But I avoid beer cocktails. I have a (possibly irrational) distaste for anything that uses food as ingredients. I don’t want to eat a cake made with Twinkies instead of flour, why would I drink a cocktail made out of a finished drink. Then again, bourbon is great neat, but I still love Manhattans. (Similarly: Oreos and ice cream are both fine alone, but that hasn’t stopped me from eating one Oreo Blizzard a year.)

I can honestly saw that my avoidance of beer cocktails is driven by my distaste for all drinks designed to get the drinker drunk. The Irish Car Bomb and mixed Boilermaker are case in point. There’s no savoring, just chugging. It’s also why I avoid cocktails designed to mask the taste of liquor. But these beer cocktails I see are made by people with an appreciation for the craft. I can’t disagree with someone who is honestly trying to make something great out of a set of delicious ingredients. Maybe the cocktails enhance the flavor of the beer, and my initial reaction (“Why not just order a beer?”) may be akin to telling all you cocktail fans to drop the vermouths and bitters and take all your spirits on the rocks. So next time I’m at a place with trustable taste and beer cocktails on the menu, I’ll venture a few bucks…it’s in the name of science.  
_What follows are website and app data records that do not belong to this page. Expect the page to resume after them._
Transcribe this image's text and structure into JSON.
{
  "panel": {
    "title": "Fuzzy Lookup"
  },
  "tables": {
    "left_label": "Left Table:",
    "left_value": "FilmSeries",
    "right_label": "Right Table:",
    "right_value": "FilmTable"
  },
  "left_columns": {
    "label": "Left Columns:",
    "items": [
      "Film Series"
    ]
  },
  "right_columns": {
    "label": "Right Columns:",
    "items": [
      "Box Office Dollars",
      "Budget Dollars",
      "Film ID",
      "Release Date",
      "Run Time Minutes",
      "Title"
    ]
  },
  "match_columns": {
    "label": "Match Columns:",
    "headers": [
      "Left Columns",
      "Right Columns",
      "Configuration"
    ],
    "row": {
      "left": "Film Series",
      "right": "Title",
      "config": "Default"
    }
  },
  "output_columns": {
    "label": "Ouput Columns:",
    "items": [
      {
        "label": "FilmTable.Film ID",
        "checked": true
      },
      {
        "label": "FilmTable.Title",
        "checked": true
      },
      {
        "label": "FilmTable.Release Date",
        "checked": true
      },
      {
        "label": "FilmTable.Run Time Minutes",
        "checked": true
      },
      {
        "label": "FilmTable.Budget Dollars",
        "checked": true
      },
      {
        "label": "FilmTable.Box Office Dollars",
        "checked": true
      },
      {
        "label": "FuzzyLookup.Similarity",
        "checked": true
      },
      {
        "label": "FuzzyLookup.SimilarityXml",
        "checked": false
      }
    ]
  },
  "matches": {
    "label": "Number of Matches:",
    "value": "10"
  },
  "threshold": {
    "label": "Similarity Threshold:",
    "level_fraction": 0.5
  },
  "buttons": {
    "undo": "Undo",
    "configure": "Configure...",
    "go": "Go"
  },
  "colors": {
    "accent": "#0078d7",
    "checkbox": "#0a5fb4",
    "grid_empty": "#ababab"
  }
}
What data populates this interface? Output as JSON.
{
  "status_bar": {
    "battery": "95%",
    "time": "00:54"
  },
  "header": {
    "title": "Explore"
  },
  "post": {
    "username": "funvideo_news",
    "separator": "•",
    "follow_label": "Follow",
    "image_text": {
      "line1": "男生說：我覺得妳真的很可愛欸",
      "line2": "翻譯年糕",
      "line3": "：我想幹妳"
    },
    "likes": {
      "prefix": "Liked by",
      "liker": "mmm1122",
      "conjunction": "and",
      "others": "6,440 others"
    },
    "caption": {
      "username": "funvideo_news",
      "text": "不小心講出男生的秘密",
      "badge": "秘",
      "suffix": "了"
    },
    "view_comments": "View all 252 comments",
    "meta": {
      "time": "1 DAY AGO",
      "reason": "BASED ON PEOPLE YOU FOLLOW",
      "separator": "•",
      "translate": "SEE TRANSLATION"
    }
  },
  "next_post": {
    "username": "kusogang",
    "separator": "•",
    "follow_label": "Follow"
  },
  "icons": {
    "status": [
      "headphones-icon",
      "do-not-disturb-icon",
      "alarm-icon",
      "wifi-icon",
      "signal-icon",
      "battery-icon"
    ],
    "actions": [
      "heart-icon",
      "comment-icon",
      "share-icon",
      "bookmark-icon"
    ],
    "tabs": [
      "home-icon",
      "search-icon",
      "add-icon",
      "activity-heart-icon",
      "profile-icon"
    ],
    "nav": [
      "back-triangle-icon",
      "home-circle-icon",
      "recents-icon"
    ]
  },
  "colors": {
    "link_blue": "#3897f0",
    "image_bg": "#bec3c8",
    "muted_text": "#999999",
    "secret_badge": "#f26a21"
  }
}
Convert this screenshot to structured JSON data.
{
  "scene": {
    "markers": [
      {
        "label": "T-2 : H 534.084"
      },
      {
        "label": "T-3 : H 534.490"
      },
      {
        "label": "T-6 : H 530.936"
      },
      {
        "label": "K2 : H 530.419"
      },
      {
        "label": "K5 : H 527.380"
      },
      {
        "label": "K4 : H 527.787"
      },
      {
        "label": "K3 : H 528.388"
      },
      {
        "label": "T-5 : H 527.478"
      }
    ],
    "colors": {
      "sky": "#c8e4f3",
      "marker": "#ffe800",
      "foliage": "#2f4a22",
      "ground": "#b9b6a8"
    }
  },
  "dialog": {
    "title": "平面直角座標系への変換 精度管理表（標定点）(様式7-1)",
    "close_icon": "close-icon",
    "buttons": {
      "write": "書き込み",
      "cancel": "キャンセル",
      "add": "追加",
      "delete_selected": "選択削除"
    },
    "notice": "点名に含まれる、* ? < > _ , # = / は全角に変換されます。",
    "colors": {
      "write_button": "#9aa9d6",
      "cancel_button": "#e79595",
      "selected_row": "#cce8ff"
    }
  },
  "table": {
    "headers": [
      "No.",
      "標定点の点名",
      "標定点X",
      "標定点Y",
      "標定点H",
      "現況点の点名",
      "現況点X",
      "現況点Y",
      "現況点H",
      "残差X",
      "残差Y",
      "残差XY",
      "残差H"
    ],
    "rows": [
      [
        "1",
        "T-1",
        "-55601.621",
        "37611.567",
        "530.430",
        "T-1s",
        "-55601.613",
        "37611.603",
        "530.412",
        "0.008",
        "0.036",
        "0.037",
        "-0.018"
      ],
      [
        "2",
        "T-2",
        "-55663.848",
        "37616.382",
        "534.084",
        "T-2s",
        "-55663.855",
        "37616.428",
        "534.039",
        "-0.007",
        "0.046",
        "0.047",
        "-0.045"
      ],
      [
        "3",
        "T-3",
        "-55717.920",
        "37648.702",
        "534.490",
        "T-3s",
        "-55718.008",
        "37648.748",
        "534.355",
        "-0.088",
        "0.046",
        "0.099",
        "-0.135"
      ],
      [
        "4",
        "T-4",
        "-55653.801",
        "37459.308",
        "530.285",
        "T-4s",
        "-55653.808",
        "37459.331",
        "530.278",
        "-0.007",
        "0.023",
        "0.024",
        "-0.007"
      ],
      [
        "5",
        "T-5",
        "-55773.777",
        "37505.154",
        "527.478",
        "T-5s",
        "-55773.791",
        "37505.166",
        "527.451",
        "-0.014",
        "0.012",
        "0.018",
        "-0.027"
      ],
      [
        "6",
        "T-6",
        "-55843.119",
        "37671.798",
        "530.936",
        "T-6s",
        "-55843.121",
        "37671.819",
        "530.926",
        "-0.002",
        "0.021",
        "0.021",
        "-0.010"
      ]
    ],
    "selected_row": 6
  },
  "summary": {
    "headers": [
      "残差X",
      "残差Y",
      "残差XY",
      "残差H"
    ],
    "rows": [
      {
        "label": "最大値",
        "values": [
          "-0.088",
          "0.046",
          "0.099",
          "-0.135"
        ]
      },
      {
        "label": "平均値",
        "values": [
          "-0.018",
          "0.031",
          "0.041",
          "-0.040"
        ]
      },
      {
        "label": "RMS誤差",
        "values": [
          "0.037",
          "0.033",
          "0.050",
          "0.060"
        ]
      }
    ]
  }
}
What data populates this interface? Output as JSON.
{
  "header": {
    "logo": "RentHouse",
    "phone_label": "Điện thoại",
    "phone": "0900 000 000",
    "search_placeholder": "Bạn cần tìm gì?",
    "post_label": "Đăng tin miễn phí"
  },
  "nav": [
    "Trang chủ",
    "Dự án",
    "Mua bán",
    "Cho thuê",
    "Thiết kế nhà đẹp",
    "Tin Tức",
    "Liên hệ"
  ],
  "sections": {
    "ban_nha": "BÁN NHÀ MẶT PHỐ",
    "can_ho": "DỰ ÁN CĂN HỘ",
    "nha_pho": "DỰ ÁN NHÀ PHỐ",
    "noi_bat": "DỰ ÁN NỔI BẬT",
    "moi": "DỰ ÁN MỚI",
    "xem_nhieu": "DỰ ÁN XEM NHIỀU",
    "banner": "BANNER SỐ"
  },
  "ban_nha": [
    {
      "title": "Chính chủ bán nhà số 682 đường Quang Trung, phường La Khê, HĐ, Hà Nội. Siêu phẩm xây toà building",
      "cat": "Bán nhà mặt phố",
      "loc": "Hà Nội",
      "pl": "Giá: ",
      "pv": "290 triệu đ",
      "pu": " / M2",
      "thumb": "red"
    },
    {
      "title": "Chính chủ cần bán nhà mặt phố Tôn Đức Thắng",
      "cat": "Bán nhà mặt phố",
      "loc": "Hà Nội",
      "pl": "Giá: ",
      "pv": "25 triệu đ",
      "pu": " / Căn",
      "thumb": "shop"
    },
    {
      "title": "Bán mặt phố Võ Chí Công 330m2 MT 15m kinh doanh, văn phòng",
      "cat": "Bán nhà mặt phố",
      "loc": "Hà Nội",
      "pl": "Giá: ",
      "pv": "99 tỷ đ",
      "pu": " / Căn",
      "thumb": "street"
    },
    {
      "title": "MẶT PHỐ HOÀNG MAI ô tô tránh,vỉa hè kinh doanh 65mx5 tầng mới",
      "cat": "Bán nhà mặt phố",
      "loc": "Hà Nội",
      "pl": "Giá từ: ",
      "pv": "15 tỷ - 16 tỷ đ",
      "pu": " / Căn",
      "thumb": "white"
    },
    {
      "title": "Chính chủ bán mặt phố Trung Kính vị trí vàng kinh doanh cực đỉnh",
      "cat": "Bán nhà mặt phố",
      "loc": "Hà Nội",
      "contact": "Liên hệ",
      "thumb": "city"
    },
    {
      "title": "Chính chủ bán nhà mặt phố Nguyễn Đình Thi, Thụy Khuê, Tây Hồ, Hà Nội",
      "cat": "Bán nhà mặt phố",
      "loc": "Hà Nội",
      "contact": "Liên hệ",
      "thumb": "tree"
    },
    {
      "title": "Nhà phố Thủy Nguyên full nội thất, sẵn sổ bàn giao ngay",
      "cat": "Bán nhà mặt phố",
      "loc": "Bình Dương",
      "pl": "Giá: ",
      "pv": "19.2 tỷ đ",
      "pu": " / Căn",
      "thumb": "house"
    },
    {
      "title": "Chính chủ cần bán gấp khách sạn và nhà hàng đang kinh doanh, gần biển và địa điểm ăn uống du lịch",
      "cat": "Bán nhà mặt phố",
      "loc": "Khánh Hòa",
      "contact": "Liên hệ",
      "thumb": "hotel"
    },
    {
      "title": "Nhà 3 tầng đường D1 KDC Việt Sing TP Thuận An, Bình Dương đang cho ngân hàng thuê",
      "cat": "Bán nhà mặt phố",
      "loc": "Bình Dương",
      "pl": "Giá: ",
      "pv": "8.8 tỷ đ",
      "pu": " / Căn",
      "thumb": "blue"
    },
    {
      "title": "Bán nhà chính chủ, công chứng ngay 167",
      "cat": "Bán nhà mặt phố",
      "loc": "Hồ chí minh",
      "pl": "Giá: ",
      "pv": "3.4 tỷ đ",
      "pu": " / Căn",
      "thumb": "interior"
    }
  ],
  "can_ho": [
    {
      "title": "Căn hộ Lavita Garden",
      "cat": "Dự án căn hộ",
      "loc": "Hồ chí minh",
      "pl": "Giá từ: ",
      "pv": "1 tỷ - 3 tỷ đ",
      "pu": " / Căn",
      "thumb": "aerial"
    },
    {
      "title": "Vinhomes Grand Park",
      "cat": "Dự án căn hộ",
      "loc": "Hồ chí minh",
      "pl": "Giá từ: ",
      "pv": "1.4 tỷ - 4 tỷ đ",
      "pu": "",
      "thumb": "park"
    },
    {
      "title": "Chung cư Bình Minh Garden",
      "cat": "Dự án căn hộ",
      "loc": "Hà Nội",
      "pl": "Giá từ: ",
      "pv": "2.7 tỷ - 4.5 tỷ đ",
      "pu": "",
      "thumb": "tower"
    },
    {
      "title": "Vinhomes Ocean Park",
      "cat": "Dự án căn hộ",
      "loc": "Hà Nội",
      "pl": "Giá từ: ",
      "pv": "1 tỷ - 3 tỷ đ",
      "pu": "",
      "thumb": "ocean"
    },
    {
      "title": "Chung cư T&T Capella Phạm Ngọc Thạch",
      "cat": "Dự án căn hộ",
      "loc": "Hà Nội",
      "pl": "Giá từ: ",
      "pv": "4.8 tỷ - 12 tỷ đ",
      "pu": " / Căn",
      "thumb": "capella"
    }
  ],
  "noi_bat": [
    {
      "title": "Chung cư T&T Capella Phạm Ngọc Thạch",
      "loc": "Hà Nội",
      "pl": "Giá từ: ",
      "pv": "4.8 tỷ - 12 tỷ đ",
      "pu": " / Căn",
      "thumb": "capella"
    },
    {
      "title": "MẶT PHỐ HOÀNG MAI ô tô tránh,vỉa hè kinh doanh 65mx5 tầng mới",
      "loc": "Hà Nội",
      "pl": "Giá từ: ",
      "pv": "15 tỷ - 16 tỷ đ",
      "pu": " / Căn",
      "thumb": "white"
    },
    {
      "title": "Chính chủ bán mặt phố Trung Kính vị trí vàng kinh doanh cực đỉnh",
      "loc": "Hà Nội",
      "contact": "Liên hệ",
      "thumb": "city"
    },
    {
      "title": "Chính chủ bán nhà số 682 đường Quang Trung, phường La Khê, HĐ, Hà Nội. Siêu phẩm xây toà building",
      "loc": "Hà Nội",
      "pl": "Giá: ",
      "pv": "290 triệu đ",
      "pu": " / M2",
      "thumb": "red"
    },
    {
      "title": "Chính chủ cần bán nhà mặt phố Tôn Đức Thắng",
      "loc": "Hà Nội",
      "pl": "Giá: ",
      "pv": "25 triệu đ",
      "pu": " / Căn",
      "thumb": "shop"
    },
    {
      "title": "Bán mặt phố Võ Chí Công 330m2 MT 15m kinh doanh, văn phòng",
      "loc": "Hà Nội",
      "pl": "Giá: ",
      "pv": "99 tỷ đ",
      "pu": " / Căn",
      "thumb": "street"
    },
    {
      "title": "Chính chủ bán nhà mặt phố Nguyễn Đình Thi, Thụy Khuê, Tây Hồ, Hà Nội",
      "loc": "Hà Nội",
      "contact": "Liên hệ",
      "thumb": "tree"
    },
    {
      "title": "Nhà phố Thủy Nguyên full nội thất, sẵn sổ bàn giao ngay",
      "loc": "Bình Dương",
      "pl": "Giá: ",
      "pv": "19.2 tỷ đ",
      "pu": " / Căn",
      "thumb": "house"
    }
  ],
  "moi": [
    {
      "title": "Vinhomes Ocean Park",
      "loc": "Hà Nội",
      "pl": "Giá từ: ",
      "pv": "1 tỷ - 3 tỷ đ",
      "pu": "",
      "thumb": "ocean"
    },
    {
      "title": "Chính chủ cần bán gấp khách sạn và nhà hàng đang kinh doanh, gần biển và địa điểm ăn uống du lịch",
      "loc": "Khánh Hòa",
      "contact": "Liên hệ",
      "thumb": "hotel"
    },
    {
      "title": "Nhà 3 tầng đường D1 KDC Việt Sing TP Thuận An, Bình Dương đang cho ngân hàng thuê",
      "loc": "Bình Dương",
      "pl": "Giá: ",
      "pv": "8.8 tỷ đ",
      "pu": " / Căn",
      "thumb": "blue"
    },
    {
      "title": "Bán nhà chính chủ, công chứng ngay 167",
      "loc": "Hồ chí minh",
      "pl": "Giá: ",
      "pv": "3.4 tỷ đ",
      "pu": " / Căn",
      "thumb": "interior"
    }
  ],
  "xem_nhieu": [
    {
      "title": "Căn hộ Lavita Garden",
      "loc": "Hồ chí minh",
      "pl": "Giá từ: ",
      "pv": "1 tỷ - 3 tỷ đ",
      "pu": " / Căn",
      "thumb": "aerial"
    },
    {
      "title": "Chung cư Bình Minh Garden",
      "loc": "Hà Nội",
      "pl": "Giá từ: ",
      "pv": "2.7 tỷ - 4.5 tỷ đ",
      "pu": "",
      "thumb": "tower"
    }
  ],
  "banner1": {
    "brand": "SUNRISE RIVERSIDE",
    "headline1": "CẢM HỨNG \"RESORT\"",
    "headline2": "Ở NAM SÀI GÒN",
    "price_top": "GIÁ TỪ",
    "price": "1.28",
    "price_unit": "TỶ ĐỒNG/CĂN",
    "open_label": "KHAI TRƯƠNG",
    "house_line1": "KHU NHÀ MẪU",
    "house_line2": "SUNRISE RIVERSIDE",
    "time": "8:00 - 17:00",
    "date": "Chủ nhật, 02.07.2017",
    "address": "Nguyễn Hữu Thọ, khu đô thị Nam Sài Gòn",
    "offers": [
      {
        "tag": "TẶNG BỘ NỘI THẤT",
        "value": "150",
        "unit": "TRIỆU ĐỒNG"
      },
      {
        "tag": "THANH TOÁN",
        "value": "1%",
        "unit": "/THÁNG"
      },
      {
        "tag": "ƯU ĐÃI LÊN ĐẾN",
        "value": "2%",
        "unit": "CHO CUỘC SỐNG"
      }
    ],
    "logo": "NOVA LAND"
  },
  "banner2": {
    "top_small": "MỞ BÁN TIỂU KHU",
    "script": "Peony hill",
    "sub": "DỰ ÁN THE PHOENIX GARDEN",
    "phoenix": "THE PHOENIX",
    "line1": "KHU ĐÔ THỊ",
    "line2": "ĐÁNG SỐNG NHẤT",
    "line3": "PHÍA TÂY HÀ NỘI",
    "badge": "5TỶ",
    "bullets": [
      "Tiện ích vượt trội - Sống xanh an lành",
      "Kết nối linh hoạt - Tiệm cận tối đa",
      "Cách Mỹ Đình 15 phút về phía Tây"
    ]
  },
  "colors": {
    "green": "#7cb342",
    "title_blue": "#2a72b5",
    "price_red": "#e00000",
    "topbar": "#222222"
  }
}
*I actually really like bacon, but the whole bacon meme has gone too far. I don’t want my fried meat to be hipper than me.